Towards the end of a credit bubble, ideas that might have seemed crazy in more boring times are not just accepted but embraced by investors desperate to keep the high that comes from effortless bull-market profits.
In the junk bond bubble of the late 1980s, for instance, there was the “PIK preferred,” a kind of stock/bond hybrid that paid its holders in more securities (PIK stood for “payment in kind”). Companies could issue them with zero near-term cash flow consequence while credulous investors bought them for their “high yields.”
In the 2000s – as fans of The Big Short already know — bonds backed by mortgages written to people with no or unknown incomes were snapped up by pretty much everyone from major European banks to mainstream US mutual funds.
These and many other past credit bubble “innovations” eventually blew up, decimating nest eggs and imparting useful life lessons to savers and money managers.
But those previous versions of funny money pale next to what’s being invented these days. Negative-coupon bonds, obviously, belong at the head of any such list. But something even stranger is now spreading through low-interest rate countries: the perpetual subordinated bond.

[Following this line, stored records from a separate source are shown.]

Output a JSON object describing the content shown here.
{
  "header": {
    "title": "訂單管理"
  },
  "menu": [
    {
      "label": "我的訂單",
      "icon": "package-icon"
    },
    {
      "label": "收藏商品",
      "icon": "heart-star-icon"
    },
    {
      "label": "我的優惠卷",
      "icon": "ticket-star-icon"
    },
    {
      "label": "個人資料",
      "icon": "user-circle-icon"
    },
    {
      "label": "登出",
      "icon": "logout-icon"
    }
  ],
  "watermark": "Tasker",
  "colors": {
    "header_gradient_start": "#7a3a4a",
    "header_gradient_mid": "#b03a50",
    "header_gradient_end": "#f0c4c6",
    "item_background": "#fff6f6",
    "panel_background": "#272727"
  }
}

In Japan for instance:
(Nikkei) – Yield-hungry Japanese insurance companies and other domestic institutional investors are aggressively pursuing a type of perpetual subordinated bond issued by the country’s three megabanks.